Make an exact copy of each entry, leaving out every picture.

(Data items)
+++++

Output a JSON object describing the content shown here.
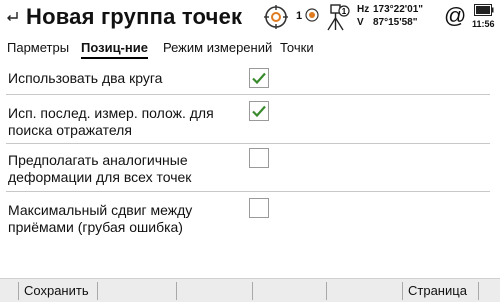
{
  "header": {
    "title": "Новая группа точек",
    "prism_count": "1",
    "hz_label": "Hz",
    "hz_value": "173°22'01\"",
    "v_label": "V",
    "v_value": "87°15'58\"",
    "connection_symbol": "@",
    "time": "11:56",
    "icons": [
      "back-arrow-icon",
      "target-icon",
      "prism-icon",
      "instrument-icon",
      "at-icon",
      "battery-icon"
    ]
  },
  "tabs": [
    {
      "label": "Парметры",
      "active": false
    },
    {
      "label": "Позиц-ние",
      "active": true
    },
    {
      "label": "Режим измерений",
      "active": false
    },
    {
      "label": "Точки",
      "active": false
    }
  ],
  "options": [
    {
      "line1": "Использовать два круга",
      "line2": "",
      "checked": true
    },
    {
      "line1": "Исп. послед. измер. полож. для",
      "line2": "поиска отражателя",
      "checked": true
    },
    {
      "line1": "Предполагать аналогичные",
      "line2": "деформации для всех точек",
      "checked": false
    },
    {
      "line1": "Максимальный сдвиг между",
      "line2": "приёмами (грубая ошибка)",
      "checked": false
    }
  ],
  "softkeys": {
    "save": "Сохранить",
    "page": "Страница"
  },
  "colors": {
    "check": "#3a8a2e",
    "checkbox_border": "#9a9a9a",
    "bottombar": "#ececec",
    "divider": "#c8c8c8"
  }
}
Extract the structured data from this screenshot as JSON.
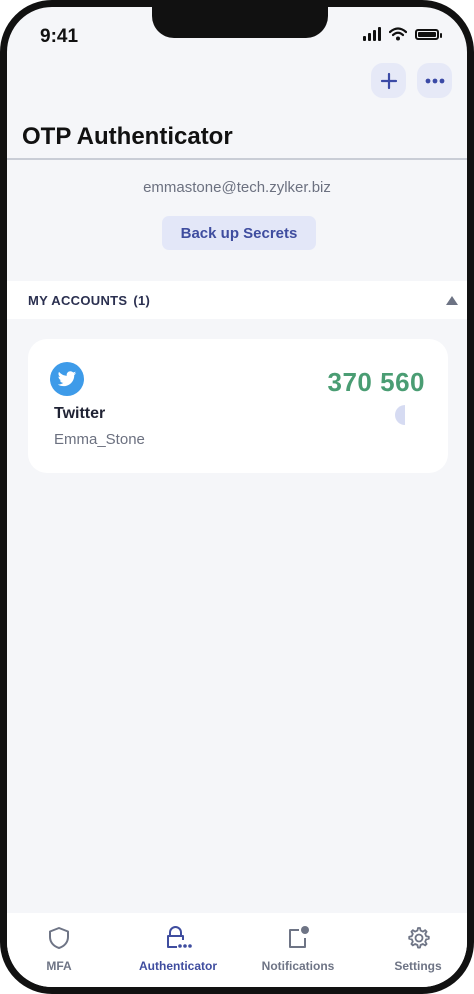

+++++

* _Solution for this exercise_
Output a JSON object describing the content shown here.
{
  "header": {
    "title": "Новая группа точек",
    "prism_count": "1",
    "hz_label": "Hz",
    "hz_value": "173°22'01\"",
    "v_label": "V",
    "v_value": "87°15'58\"",
    "connection_symbol": "@",
    "time": "11:56",
    "icons": [
      "back-arrow-icon",
      "target-icon",
      "prism-icon",
      "instrument-icon",
      "at-icon",
      "battery-icon"
    ]
  },
  "tabs": [
    {
      "label": "Парметры",
      "active": false
    },
    {
      "label": "Позиц-ние",
      "active": true
    },
    {
      "label": "Режим измерений",
      "active": false
    },
    {
      "label": "Точки",
      "active": false
    }
  ],
  "options": [
    {
      "line1": "Использовать два круга",
      "line2": "",
      "checked": true
    },
    {
      "line1": "Исп. послед. измер. полож. для",
      "line2": "поиска отражателя",
      "checked": true
    },
    {
      "line1": "Предполагать аналогичные",
      "line2": "деформации для всех точек",
      "checked": false
    },
    {
      "line1": "Максимальный сдвиг между",
      "line2": "приёмами (грубая ошибка)",
      "checked": false
    }
  ],
  "softkeys": {
    "save": "Сохранить",
    "page": "Страница"
  },
  "colors": {
    "check": "#3a8a2e",
    "checkbox_border": "#9a9a9a",
    "bottombar": "#ececec",
    "divider": "#c8c8c8"
  }
}
Extract the structured data from this screenshot as JSON.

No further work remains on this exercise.